**INSTRUCTIONS FOR THE TASK**
The entries are to be written out word for word, with their images left out.

- - -

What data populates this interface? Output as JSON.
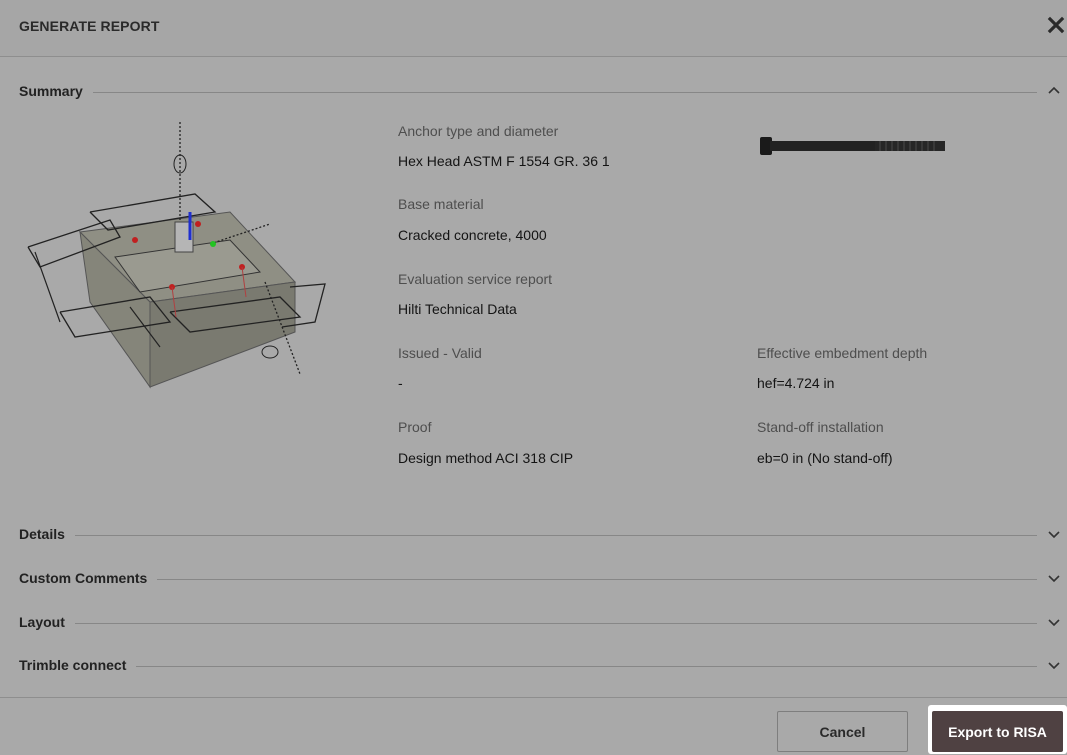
{
  "dialog": {
    "title": "GENERATE REPORT",
    "close_icon": "close-icon"
  },
  "sections": {
    "summary": {
      "label": "Summary",
      "expanded": true
    },
    "details": {
      "label": "Details",
      "expanded": false
    },
    "custom_comments": {
      "label": "Custom Comments",
      "expanded": false
    },
    "layout": {
      "label": "Layout",
      "expanded": false
    },
    "trimble_connect": {
      "label": "Trimble connect",
      "expanded": false
    }
  },
  "summary": {
    "anchor_type": {
      "label": "Anchor type and diameter",
      "value": "Hex Head ASTM F 1554 GR. 36 1"
    },
    "base_material": {
      "label": "Base material",
      "value": "Cracked concrete, 4000"
    },
    "evaluation_report": {
      "label": "Evaluation service report",
      "value": "Hilti Technical Data"
    },
    "issued_valid": {
      "label": "Issued - Valid",
      "value": "-"
    },
    "proof": {
      "label": "Proof",
      "value": "Design method ACI 318 CIP"
    },
    "embedment_depth": {
      "label": "Effective embedment depth",
      "value": "hef=4.724 in"
    },
    "standoff": {
      "label": "Stand-off installation",
      "value": "eb=0 in (No stand-off)"
    }
  },
  "footer": {
    "cancel_label": "Cancel",
    "export_label": "Export to RISA"
  },
  "colors": {
    "background": "#a9a9a9",
    "export_button": "#4f4142",
    "label_text": "#4e4e4e"
  }
}
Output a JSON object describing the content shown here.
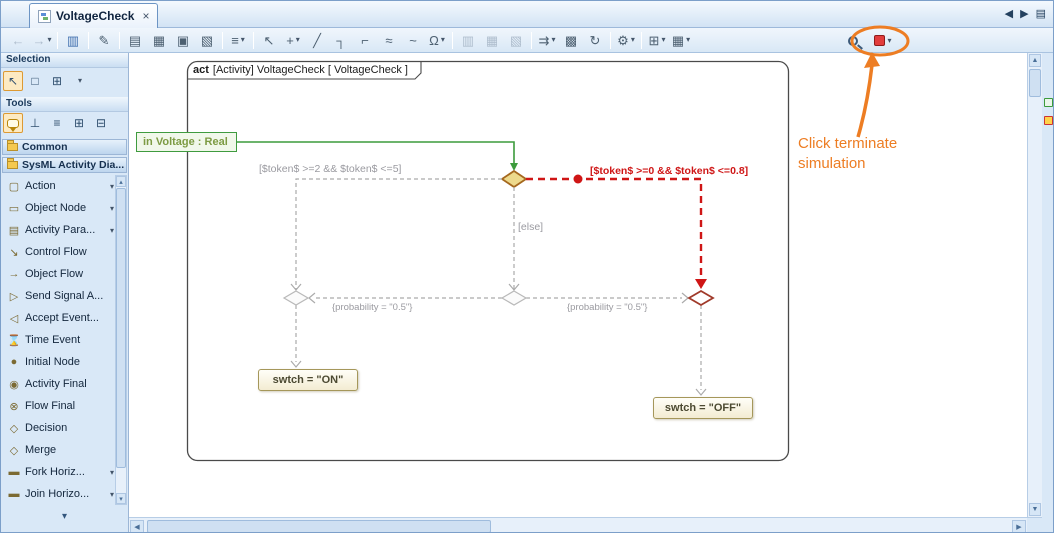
{
  "tab": {
    "title": "VoltageCheck",
    "close_icon": "×"
  },
  "tab_nav": {
    "prev": "◀",
    "next": "▶",
    "list": "▤"
  },
  "icons": {
    "dropdown": "▾",
    "up": "▲",
    "down": "▼",
    "left": "◀",
    "right": "▶",
    "small_up": "▴",
    "small_down": "▾",
    "expand": "▾"
  },
  "colors": {
    "annotation_orange": "#ed7d23",
    "active_path_red": "#cf1616",
    "input_green": "#3f9b3f",
    "decision_gold": "#b8860b"
  },
  "toolbar": {
    "buttons": [
      {
        "name": "nav-back",
        "glyph": "←"
      },
      {
        "name": "nav-forward",
        "glyph": "→"
      },
      {
        "name": "open-diagram-windows",
        "glyph": "▥"
      },
      {
        "name": "edit-properties",
        "glyph": "✎"
      },
      {
        "name": "print",
        "glyph": "▤"
      },
      {
        "name": "clipboard",
        "glyph": "▦"
      },
      {
        "name": "copy",
        "glyph": "▣"
      },
      {
        "name": "paste",
        "glyph": "▧"
      },
      {
        "name": "related-elements",
        "glyph": "≡"
      },
      {
        "name": "select-path",
        "glyph": "↖"
      },
      {
        "name": "add-shape",
        "glyph": "+"
      },
      {
        "name": "line-diagonal",
        "glyph": "╱"
      },
      {
        "name": "line-rectilinear",
        "glyph": "┐"
      },
      {
        "name": "line-rounded",
        "glyph": "⌐"
      },
      {
        "name": "line-curved",
        "glyph": "≈"
      },
      {
        "name": "line-zigzag",
        "glyph": "~"
      },
      {
        "name": "line-jumps",
        "glyph": "Ω"
      },
      {
        "name": "align-shapes",
        "glyph": "▥"
      },
      {
        "name": "distribute-shapes",
        "glyph": "▦"
      },
      {
        "name": "same-size-shapes",
        "glyph": "▧"
      },
      {
        "name": "dependencies",
        "glyph": "⇉"
      },
      {
        "name": "copy-as-image",
        "glyph": "▩"
      },
      {
        "name": "refresh",
        "glyph": "↻"
      },
      {
        "name": "diagram-options",
        "glyph": "⚙"
      },
      {
        "name": "grid-options",
        "glyph": "⊞"
      },
      {
        "name": "table-view",
        "glyph": "▦"
      }
    ]
  },
  "sidebar": {
    "selection_header": "Selection",
    "tools_header": "Tools",
    "common_header": "Common",
    "palette_header": "SysML Activity Dia...",
    "selection_tools": [
      {
        "name": "select-tool",
        "glyph": "↖"
      },
      {
        "name": "marquee-select-tool",
        "glyph": "□"
      },
      {
        "name": "group-select-tool",
        "glyph": "⊞"
      }
    ],
    "tools_tools": [
      {
        "name": "anchor-tool",
        "glyph": "⊥"
      },
      {
        "name": "structure-tool",
        "glyph": "≡"
      },
      {
        "name": "legend-tool",
        "glyph": "⊞"
      },
      {
        "name": "zoom-tool",
        "glyph": "⊟"
      }
    ],
    "palette_items": [
      {
        "label": "Action",
        "glyph": "▢"
      },
      {
        "label": "Object Node",
        "glyph": "▭"
      },
      {
        "label": "Activity Para...",
        "glyph": "▤"
      },
      {
        "label": "Control Flow",
        "glyph": "↘"
      },
      {
        "label": "Object Flow",
        "glyph": "→"
      },
      {
        "label": "Send Signal A...",
        "glyph": "▷"
      },
      {
        "label": "Accept Event...",
        "glyph": "◁"
      },
      {
        "label": "Time Event",
        "glyph": "⌛"
      },
      {
        "label": "Initial Node",
        "glyph": "●"
      },
      {
        "label": "Activity Final",
        "glyph": "◉"
      },
      {
        "label": "Flow Final",
        "glyph": "⊗"
      },
      {
        "label": "Decision",
        "glyph": "◇"
      },
      {
        "label": "Merge",
        "glyph": "◇"
      },
      {
        "label": "Fork Horiz...",
        "glyph": "▬"
      },
      {
        "label": "Join Horizo...",
        "glyph": "▬"
      }
    ]
  },
  "diagram": {
    "frame_keyword": "act",
    "frame_title": "[Activity] VoltageCheck [ VoltageCheck ]",
    "pin_label": "in Voltage : Real",
    "guard_left": "[$token$ >=2 && $token$ <=5]",
    "guard_right": "[$token$ >=0 && $token$ <=0.8]",
    "guard_else": "[else]",
    "prob_left": "{probability = \"0.5\"}",
    "prob_right": "{probability = \"0.5\"}",
    "action_on": "swtch = \"ON\"",
    "action_off": "swtch = \"OFF\""
  },
  "annotation": {
    "line1": "Click terminate",
    "line2": "simulation"
  }
}
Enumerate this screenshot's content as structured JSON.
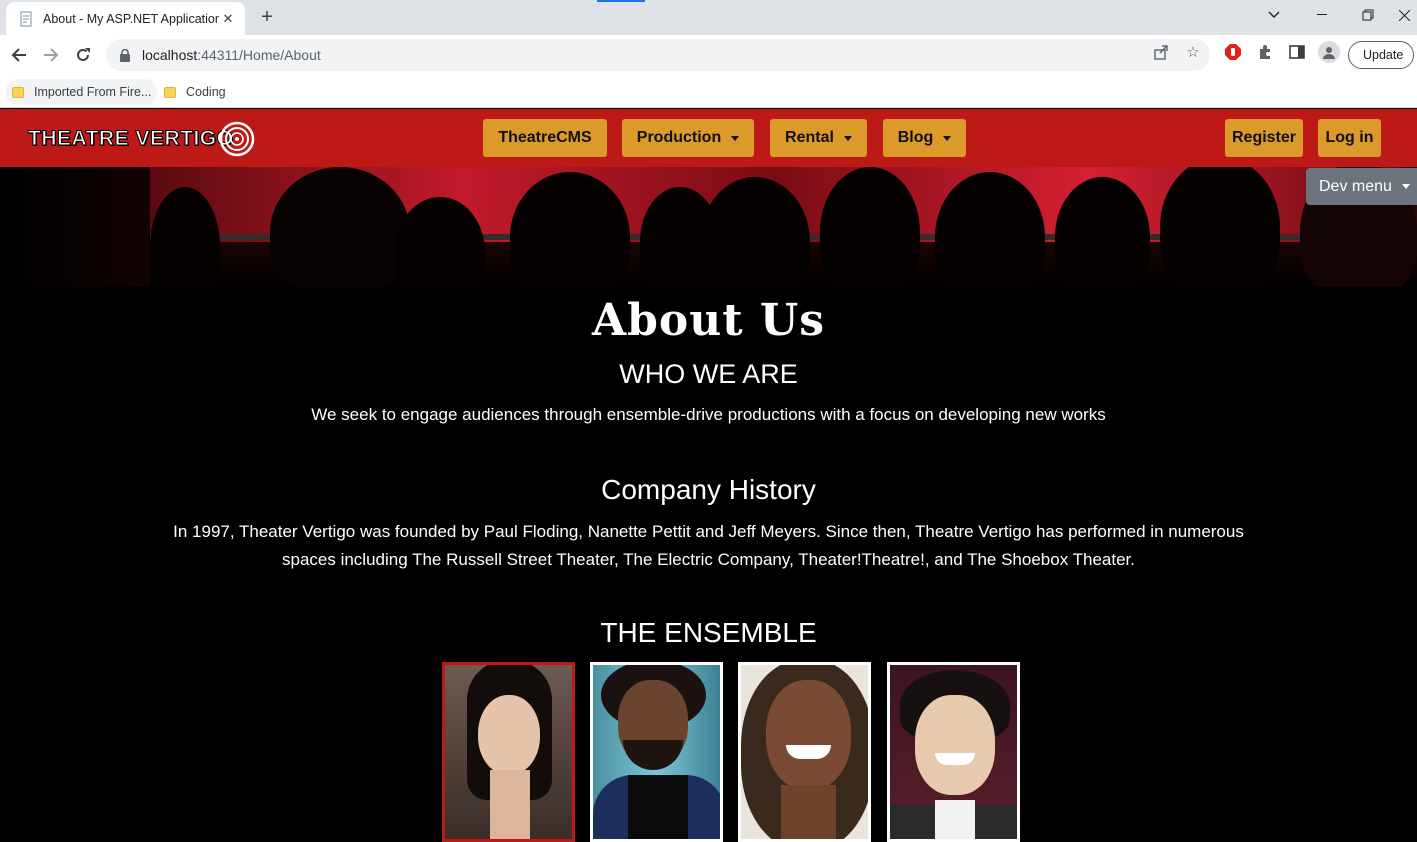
{
  "browser": {
    "tab_title": "About - My ASP.NET Application",
    "url_host": "localhost",
    "url_path": ":44311/Home/About",
    "update_label": "Update",
    "bookmarks": [
      "Imported From Fire...",
      "Coding"
    ]
  },
  "site": {
    "logo_text": "THEATRE VERTIGO",
    "nav": {
      "home": "TheatreCMS",
      "production": "Production",
      "rental": "Rental",
      "blog": "Blog",
      "register": "Register",
      "login": "Log in"
    },
    "dev_menu": "Dev menu"
  },
  "about": {
    "title": "About Us",
    "who_heading": "WHO WE ARE",
    "mission": "We seek to engage audiences through ensemble-drive productions with a focus on developing new works",
    "history_heading": "Company History",
    "history_text": "In 1997, Theater Vertigo was founded by Paul Floding, Nanette Pettit and Jeff Meyers. Since then, Theatre Vertigo has performed in numerous spaces including The Russell Street Theater, The Electric Company, Theater!Theatre!, and The Shoebox Theater.",
    "ensemble_heading": "THE ENSEMBLE"
  },
  "colors": {
    "brand_red": "#bd1a17",
    "nav_gold": "#dc9a2b",
    "dev_gray": "#6c757d"
  }
}
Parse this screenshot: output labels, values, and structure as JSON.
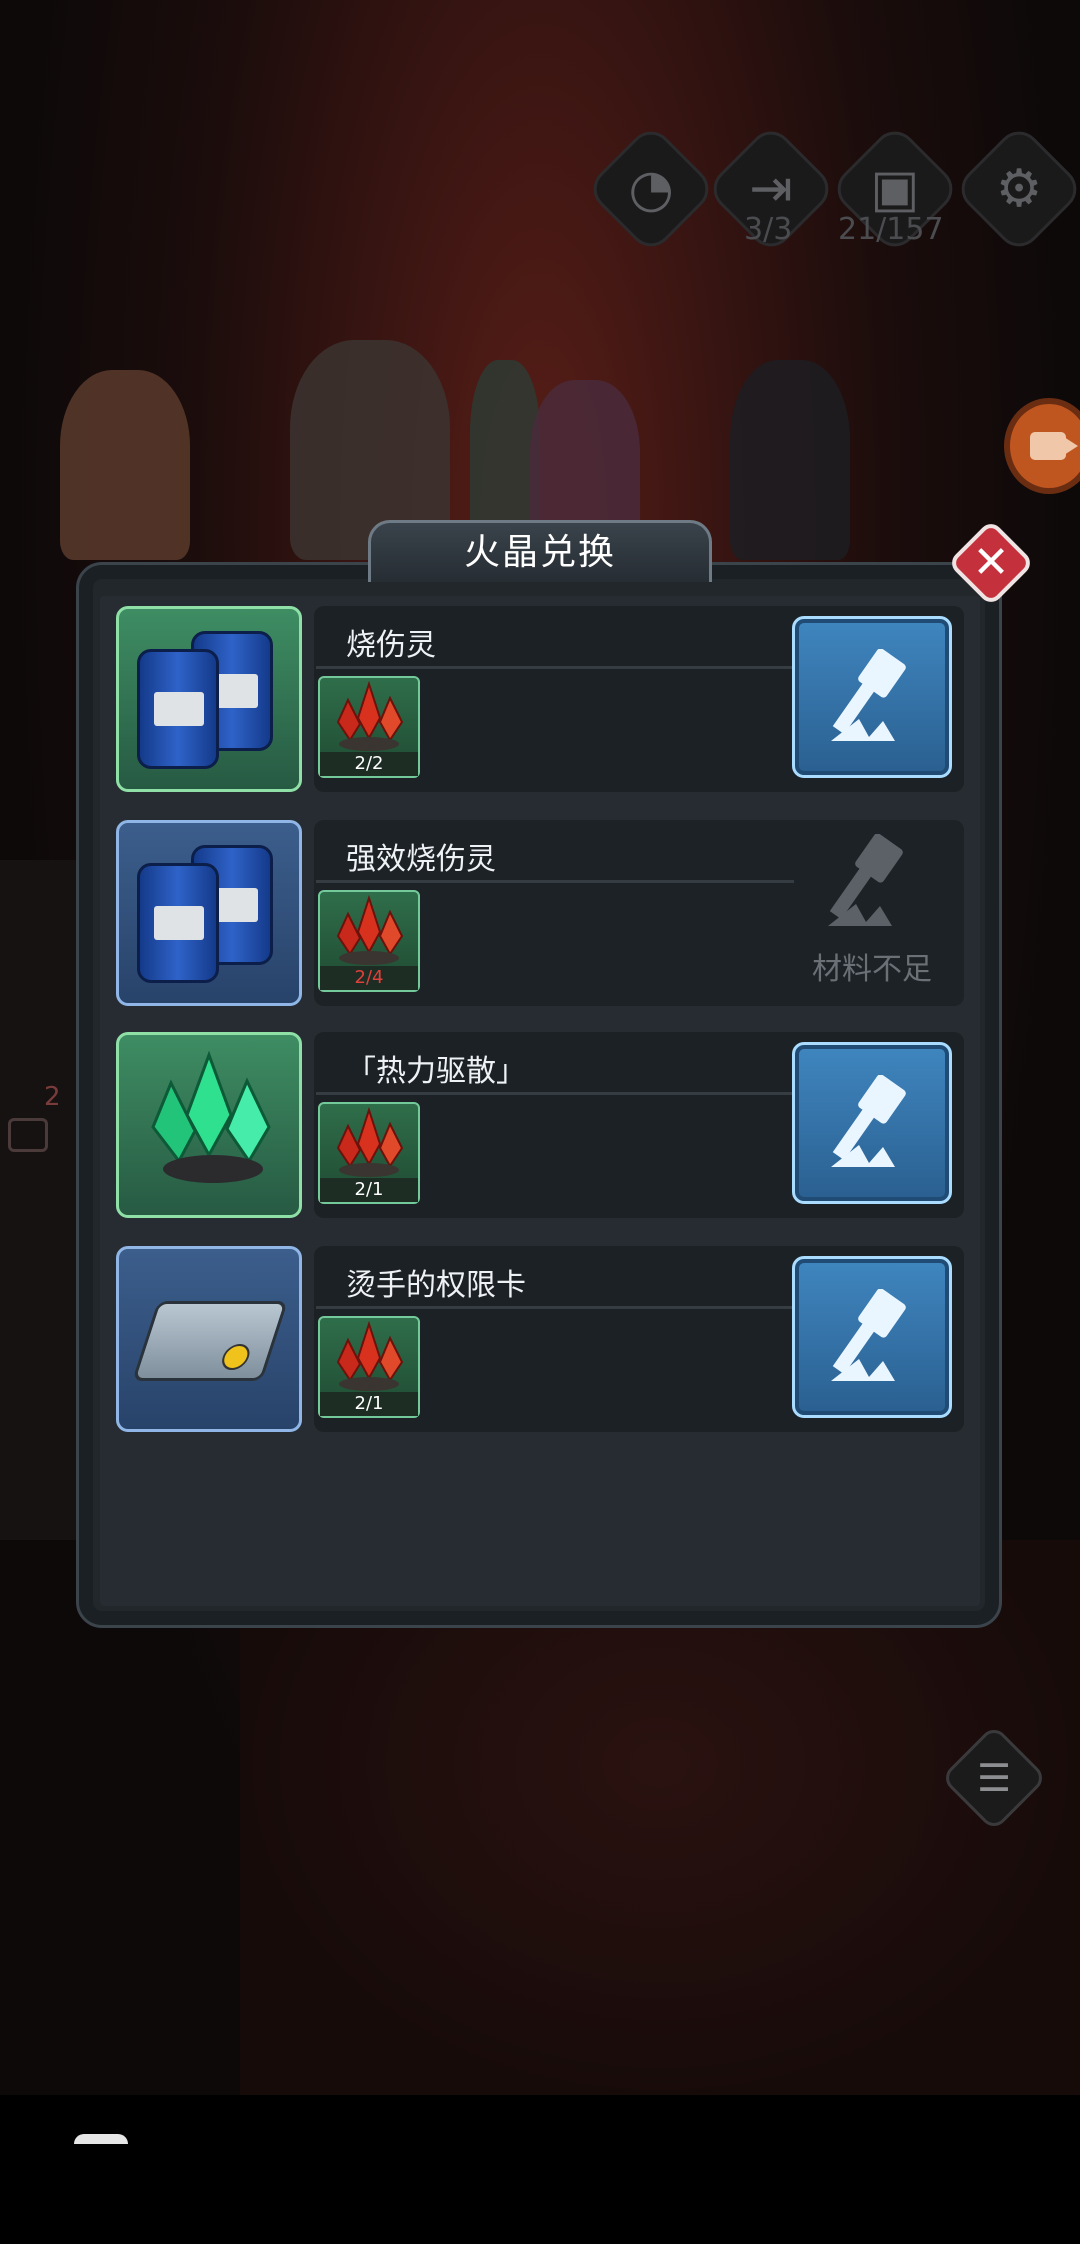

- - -

**REPLY**
What data populates this interface? Output as JSON.
{
  "dialog": {
    "title": "GENERATE REPORT",
    "close_icon": "close-icon"
  },
  "sections": {
    "summary": {
      "label": "Summary",
      "expanded": true
    },
    "details": {
      "label": "Details",
      "expanded": false
    },
    "custom_comments": {
      "label": "Custom Comments",
      "expanded": false
    },
    "layout": {
      "label": "Layout",
      "expanded": false
    },
    "trimble_connect": {
      "label": "Trimble connect",
      "expanded": false
    }
  },
  "summary": {
    "anchor_type": {
      "label": "Anchor type and diameter",
      "value": "Hex Head ASTM F 1554 GR. 36 1"
    },
    "base_material": {
      "label": "Base material",
      "value": "Cracked concrete, 4000"
    },
    "evaluation_report": {
      "label": "Evaluation service report",
      "value": "Hilti Technical Data"
    },
    "issued_valid": {
      "label": "Issued - Valid",
      "value": "-"
    },
    "proof": {
      "label": "Proof",
      "value": "Design method ACI 318 CIP"
    },
    "embedment_depth": {
      "label": "Effective embedment depth",
      "value": "hef=4.724 in"
    },
    "standoff": {
      "label": "Stand-off installation",
      "value": "eb=0 in (No stand-off)"
    }
  },
  "footer": {
    "cancel_label": "Cancel",
    "export_label": "Export to RISA"
  },
  "colors": {
    "background": "#a9a9a9",
    "export_button": "#4f4142",
    "label_text": "#4e4e4e"
  }
}
Output a JSON object describing the content shown here.
{
  "tab": {
    "title": "VoltageCheck",
    "close_icon": "×"
  },
  "tab_nav": {
    "prev": "◀",
    "next": "▶",
    "list": "▤"
  },
  "icons": {
    "dropdown": "▾",
    "up": "▲",
    "down": "▼",
    "left": "◀",
    "right": "▶",
    "small_up": "▴",
    "small_down": "▾",
    "expand": "▾"
  },
  "colors": {
    "annotation_orange": "#ed7d23",
    "active_path_red": "#cf1616",
    "input_green": "#3f9b3f",
    "decision_gold": "#b8860b"
  },
  "toolbar": {
    "buttons": [
      {
        "name": "nav-back",
        "glyph": "←"
      },
      {
        "name": "nav-forward",
        "glyph": "→"
      },
      {
        "name": "open-diagram-windows",
        "glyph": "▥"
      },
      {
        "name": "edit-properties",
        "glyph": "✎"
      },
      {
        "name": "print",
        "glyph": "▤"
      },
      {
        "name": "clipboard",
        "glyph": "▦"
      },
      {
        "name": "copy",
        "glyph": "▣"
      },
      {
        "name": "paste",
        "glyph": "▧"
      },
      {
        "name": "related-elements",
        "glyph": "≡"
      },
      {
        "name": "select-path",
        "glyph": "↖"
      },
      {
        "name": "add-shape",
        "glyph": "+"
      },
      {
        "name": "line-diagonal",
        "glyph": "╱"
      },
      {
        "name": "line-rectilinear",
        "glyph": "┐"
      },
      {
        "name": "line-rounded",
        "glyph": "⌐"
      },
      {
        "name": "line-curved",
        "glyph": "≈"
      },
      {
        "name": "line-zigzag",
        "glyph": "~"
      },
      {
        "name": "line-jumps",
        "glyph": "Ω"
      },
      {
        "name": "align-shapes",
        "glyph": "▥"
      },
      {
        "name": "distribute-shapes",
        "glyph": "▦"
      },
      {
        "name": "same-size-shapes",
        "glyph": "▧"
      },
      {
        "name": "dependencies",
        "glyph": "⇉"
      },
      {
        "name": "copy-as-image",
        "glyph": "▩"
      },
      {
        "name": "refresh",
        "glyph": "↻"
      },
      {
        "name": "diagram-options",
        "glyph": "⚙"
      },
      {
        "name": "grid-options",
        "glyph": "⊞"
      },
      {
        "name": "table-view",
        "glyph": "▦"
      }
    ]
  },
  "sidebar": {
    "selection_header": "Selection",
    "tools_header": "Tools",
    "common_header": "Common",
    "palette_header": "SysML Activity Dia...",
    "selection_tools": [
      {
        "name": "select-tool",
        "glyph": "↖"
      },
      {
        "name": "marquee-select-tool",
        "glyph": "□"
      },
      {
        "name": "group-select-tool",
        "glyph": "⊞"
      }
    ],
    "tools_tools": [
      {
        "name": "anchor-tool",
        "glyph": "⊥"
      },
      {
        "name": "structure-tool",
        "glyph": "≡"
      },
      {
        "name": "legend-tool",
        "glyph": "⊞"
      },
      {
        "name": "zoom-tool",
        "glyph": "⊟"
      }
    ],
    "palette_items": [
      {
        "label": "Action",
        "glyph": "▢"
      },
      {
        "label": "Object Node",
        "glyph": "▭"
      },
      {
        "label": "Activity Para...",
        "glyph": "▤"
      },
      {
        "label": "Control Flow",
        "glyph": "↘"
      },
      {
        "label": "Object Flow",
        "glyph": "→"
      },
      {
        "label": "Send Signal A...",
        "glyph": "▷"
      },
      {
        "label": "Accept Event...",
        "glyph": "◁"
      },
      {
        "label": "Time Event",
        "glyph": "⌛"
      },
      {
        "label": "Initial Node",
        "glyph": "●"
      },
      {
        "label": "Activity Final",
        "glyph": "◉"
      },
      {
        "label": "Flow Final",
        "glyph": "⊗"
      },
      {
        "label": "Decision",
        "glyph": "◇"
      },
      {
        "label": "Merge",
        "glyph": "◇"
      },
      {
        "label": "Fork Horiz...",
        "glyph": "▬"
      },
      {
        "label": "Join Horizo...",
        "glyph": "▬"
      }
    ]
  },
  "diagram": {
    "frame_keyword": "act",
    "frame_title": "[Activity] VoltageCheck [ VoltageCheck ]",
    "pin_label": "in Voltage : Real",
    "guard_left": "[$token$ >=2 && $token$ <=5]",
    "guard_right": "[$token$ >=0 && $token$ <=0.8]",
    "guard_else": "[else]",
    "prob_left": "{probability = \"0.5\"}",
    "prob_right": "{probability = \"0.5\"}",
    "action_on": "swtch = \"ON\"",
    "action_off": "swtch = \"OFF\""
  },
  "annotation": {
    "line1": "Click terminate",
    "line2": "simulation"
  }
}
Enumerate this screenshot's content as structured JSON.
{
  "browser": {
    "tab_title": "About - My ASP.NET Application",
    "url_host": "localhost",
    "url_path": ":44311/Home/About",
    "update_label": "Update",
    "bookmarks": [
      "Imported From Fire...",
      "Coding"
    ]
  },
  "site": {
    "logo_text": "THEATRE VERTIGO",
    "nav": {
      "home": "TheatreCMS",
      "production": "Production",
      "rental": "Rental",
      "blog": "Blog",
      "register": "Register",
      "login": "Log in"
    },
    "dev_menu": "Dev menu"
  },
  "about": {
    "title": "About Us",
    "who_heading": "WHO WE ARE",
    "mission": "We seek to engage audiences through ensemble-drive productions with a focus on developing new works",
    "history_heading": "Company History",
    "history_text": "In 1997, Theater Vertigo was founded by Paul Floding, Nanette Pettit and Jeff Meyers. Since then, Theatre Vertigo has performed in numerous spaces including The Russell Street Theater, The Electric Company, Theater!Theatre!, and The Shoebox Theater.",
    "ensemble_heading": "THE ENSEMBLE"
  },
  "colors": {
    "brand_red": "#bd1a17",
    "nav_gold": "#dc9a2b",
    "dev_gray": "#6c757d"
  }
}
Parse this screenshot: output labels, values, and structure as JSON.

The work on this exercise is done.